Kalanick has expressed a “particular interest” in two of the CSS business-to-business operations: CloudKitchens and CloudRetail. Both companies rent non-traditional space to restaurants and retailers that do all of their business online.
The concept reduces overhead for small businesses, thereby lowering the barrier of entry for the companies that can’t afford to rent traditional retail or restaurant space.
CloudKitchens supplies the equipment, delivery services, and marketing services to companies. Because they would only use these locations as a back-end for their web presence, the companies would not need a highly visible space for customers.
That business model does fill a need, said Vicky Schiff, a managing partner at Calabasas lender Mosaic Real Estate Investors. Schiff recalled working with a friend who needed a test kitchen for a fast casual venture.
“It was super expensive and almost impossible to find,” Schiff said.
The permits, certifications, and equipment required to build a commercial kitchen make them out of reach for many startups. Schiff said that the market is “missing the demand” for that and other spaces meant for small online businesses.
“There are buildings in dense urban locations that need changes of use and there are businesses that have demand for them,” she said. “Commercial kitchen demand is one of them.”
The “cloud kitchen” concept isn’t exactly new. A rival to online food ordering service Seamless called Zomato launched a cloud kitchen service in India last year. But Kalanick is among the few high-profile and deep-pocketed investors to commit so much money and see the potential to take it mainstream.
In L.A., CloudKitchens is operating out of the 1842 W. Washington Boulevard warehouse, which company founder and Kalanick pal, Diego Berdakin, purchased in 2015. There are about a dozen food delivery businesses there, including several pizza shops like Made in Brooklyn NY Pizza, Joe’s Pizza, Thick N Tasty Pizza, along with others like Tasty Wok and Sala Thai.
The company also has locations in San Francisco and Chicago, and intends to enter the New York market, according to its website.

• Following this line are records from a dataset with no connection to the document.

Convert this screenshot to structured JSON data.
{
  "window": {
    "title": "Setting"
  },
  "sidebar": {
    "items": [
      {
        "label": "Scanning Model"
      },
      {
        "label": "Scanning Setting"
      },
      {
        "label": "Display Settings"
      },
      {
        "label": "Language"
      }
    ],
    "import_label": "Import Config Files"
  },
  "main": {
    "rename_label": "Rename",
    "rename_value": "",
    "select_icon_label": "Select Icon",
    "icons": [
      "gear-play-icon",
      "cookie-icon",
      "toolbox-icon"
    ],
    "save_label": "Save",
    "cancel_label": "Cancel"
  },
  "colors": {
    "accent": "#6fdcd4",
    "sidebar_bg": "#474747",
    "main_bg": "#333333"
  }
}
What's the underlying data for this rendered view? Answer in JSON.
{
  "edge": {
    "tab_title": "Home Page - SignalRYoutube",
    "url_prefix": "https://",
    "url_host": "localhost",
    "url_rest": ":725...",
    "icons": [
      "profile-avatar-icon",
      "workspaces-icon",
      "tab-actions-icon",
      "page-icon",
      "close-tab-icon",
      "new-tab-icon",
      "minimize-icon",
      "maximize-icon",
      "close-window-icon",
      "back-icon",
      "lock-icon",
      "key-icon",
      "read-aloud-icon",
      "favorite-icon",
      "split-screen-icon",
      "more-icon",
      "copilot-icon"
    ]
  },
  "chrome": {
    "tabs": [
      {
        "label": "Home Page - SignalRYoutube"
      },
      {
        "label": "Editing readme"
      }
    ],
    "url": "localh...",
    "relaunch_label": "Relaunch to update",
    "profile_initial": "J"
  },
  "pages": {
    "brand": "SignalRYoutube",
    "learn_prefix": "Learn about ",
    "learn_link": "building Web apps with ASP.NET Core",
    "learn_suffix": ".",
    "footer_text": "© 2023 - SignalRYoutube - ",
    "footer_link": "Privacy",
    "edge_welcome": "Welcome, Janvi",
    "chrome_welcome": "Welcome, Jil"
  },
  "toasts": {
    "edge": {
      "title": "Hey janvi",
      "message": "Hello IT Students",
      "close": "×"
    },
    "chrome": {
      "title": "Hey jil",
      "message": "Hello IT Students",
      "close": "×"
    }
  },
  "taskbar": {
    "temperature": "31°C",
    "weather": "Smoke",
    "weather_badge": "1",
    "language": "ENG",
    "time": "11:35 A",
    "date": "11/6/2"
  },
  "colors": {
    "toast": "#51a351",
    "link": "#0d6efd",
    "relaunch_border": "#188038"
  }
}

CloudKitchens already has a familiar backer. Shortly after Kalanick announced his “new gig” on Twitter, Dara Khosrowshahi, the current CEO of Uber, responded. He tweeted out his congratulations, and added that CloudKitchens was “a super-interesting partner” of Uber’s food-delivery service UberEats.

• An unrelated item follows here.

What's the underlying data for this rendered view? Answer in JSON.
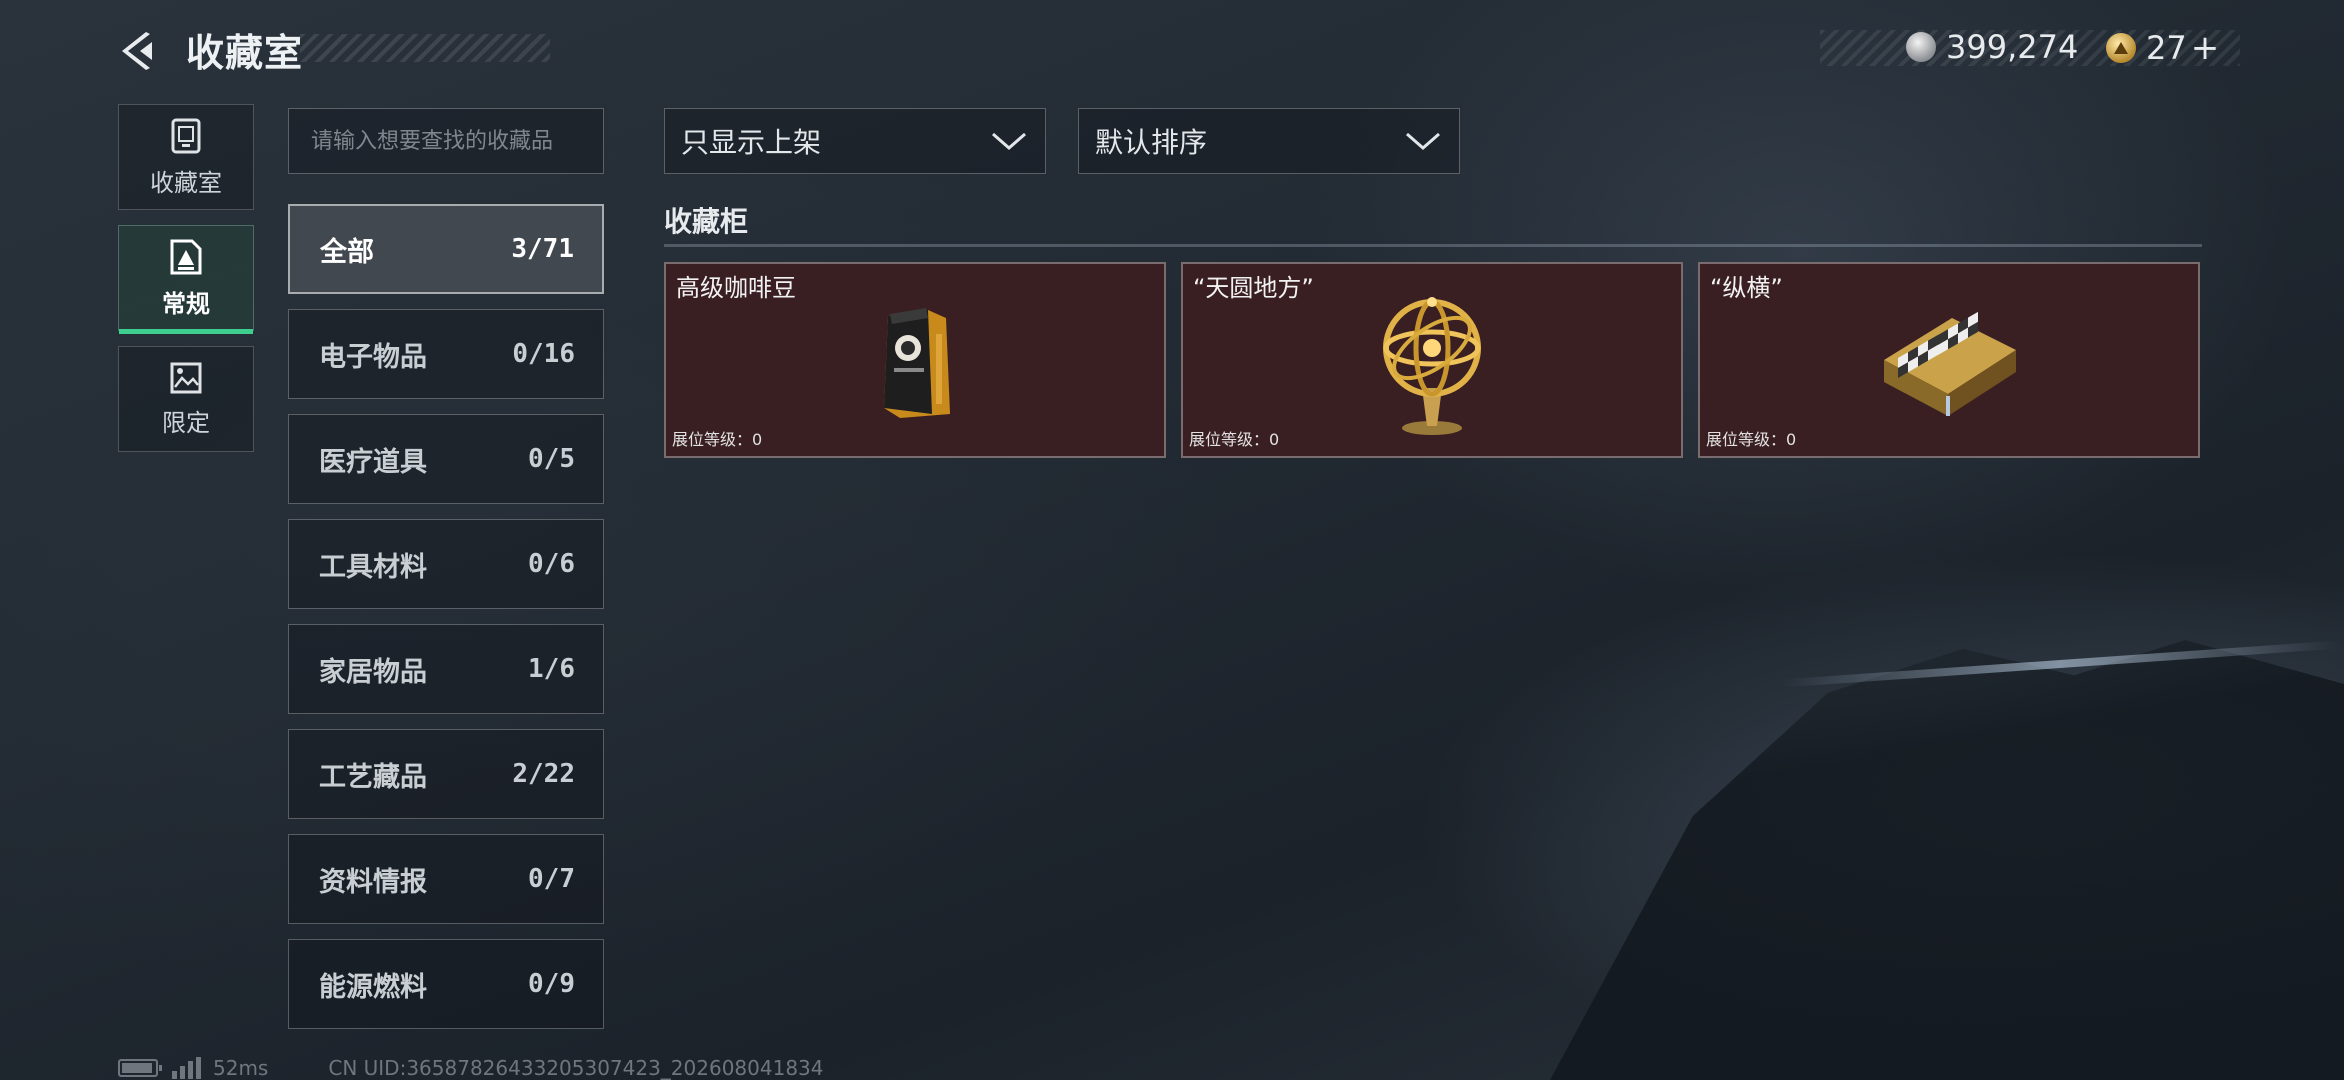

The other company under the CSS umbrella is CloudRetail, a similar service for retailers, though in the earlier stages than CloudKitchens. Cloud Storage Systems co-founder Sky Dayton hinted that the firm could operate both CloudKitchens and CloudRetail from the same location.
Much of the commercial real estate considered distressed in the U.S. is retail space vacated by businesses that have been pummeled in the e-commerce boom, like Sears and Toys R’ Us, Bon-Ton Stores and Macy’s.

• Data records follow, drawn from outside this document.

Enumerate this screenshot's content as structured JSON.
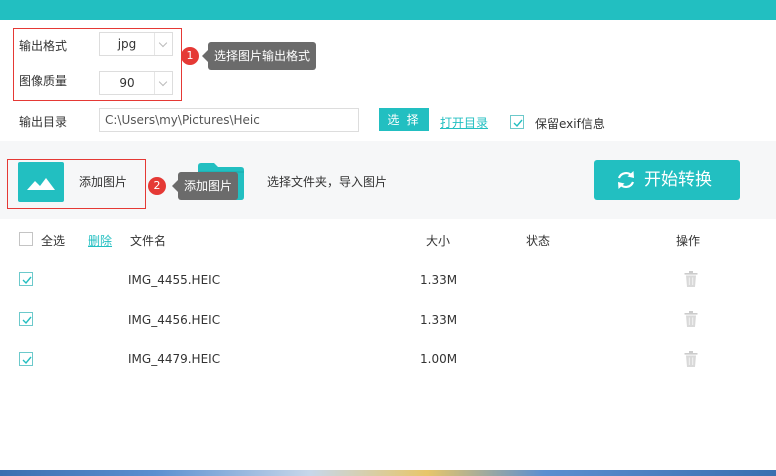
{
  "settings": {
    "format_label": "输出格式",
    "format_value": "jpg",
    "quality_label": "图像质量",
    "quality_value": "90",
    "output_dir_label": "输出目录",
    "output_dir_value": "C:\\Users\\my\\Pictures\\Heic",
    "choose_label": "选 择",
    "open_dir_label": "打开目录",
    "keep_exif_label": "保留exif信息",
    "keep_exif_checked": true
  },
  "annotations": [
    {
      "number": "1",
      "text": "选择图片输出格式"
    },
    {
      "number": "2",
      "text": "添加图片"
    }
  ],
  "actions": {
    "add_image_label": "添加图片",
    "select_folder_label": "选择文件夹，导入图片",
    "start_label": "开始转换"
  },
  "table": {
    "select_all_label": "全选",
    "delete_label": "删除",
    "columns": {
      "name": "文件名",
      "size": "大小",
      "status": "状态",
      "action": "操作"
    },
    "rows": [
      {
        "name": "IMG_4455.HEIC",
        "size": "1.33M",
        "status": "",
        "checked": true
      },
      {
        "name": "IMG_4456.HEIC",
        "size": "1.33M",
        "status": "",
        "checked": true
      },
      {
        "name": "IMG_4479.HEIC",
        "size": "1.00M",
        "status": "",
        "checked": true
      }
    ]
  },
  "colors": {
    "accent": "#22bfc1",
    "annotation": "#e53935",
    "tooltip": "#6b6b6b"
  },
  "icons": {
    "add_image": "image-icon",
    "folder": "folder-icon",
    "start": "refresh-icon",
    "row_action": "trash-icon"
  }
}
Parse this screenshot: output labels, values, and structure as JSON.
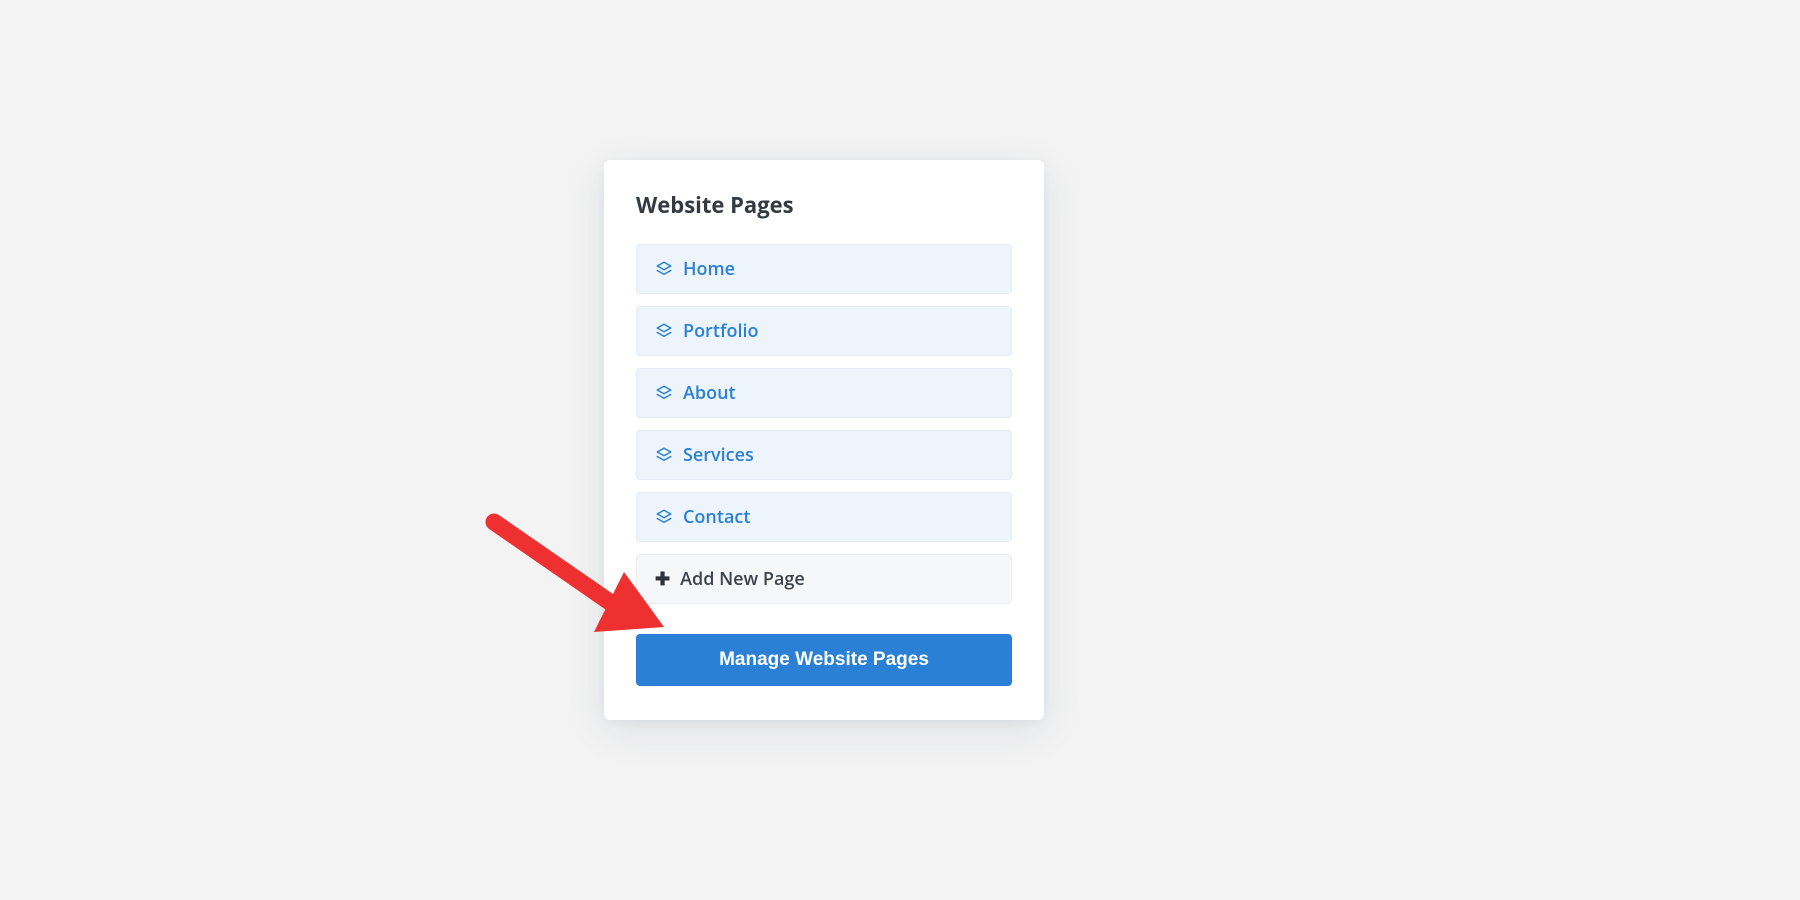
{
  "panel": {
    "title": "Website Pages",
    "pages": [
      {
        "label": "Home"
      },
      {
        "label": "Portfolio"
      },
      {
        "label": "About"
      },
      {
        "label": "Services"
      },
      {
        "label": "Contact"
      }
    ],
    "add_label": "Add New Page",
    "manage_label": "Manage Website Pages"
  },
  "annotation": {
    "arrow_color": "#ef3030"
  }
}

But CSS may have to wait for the market to stumble before it can scoop up any properties at less than a premium — especially given how well industrial is performing — said Terri Delhamer, owner of the Riverside County-based brokerage GRE Land and Commercial Real Estate. Delhamer, who specialized in distressed assets around Southern California during the last down market, said now is a good time to have capital ready to deploy.
“The way you capitalize on a commercial recession is to have cash and move quickly, because the people who get in trouble are trying to save themselves from foreclosure,” Delhamer added.
It is a long-term strategy and appears to be part of CSS’s plan. Dayton indicated the company was in no rush to expand, even though Kalanick’s involvement boosts the CSS growth potential exponentially.
The company has a “multi-decade perspective that allows us to prepare and build now for huge changes coming to our cities.”
“Every cycle has its beginning,” he added. “If you wait until you’re at the trough, it will be too late.”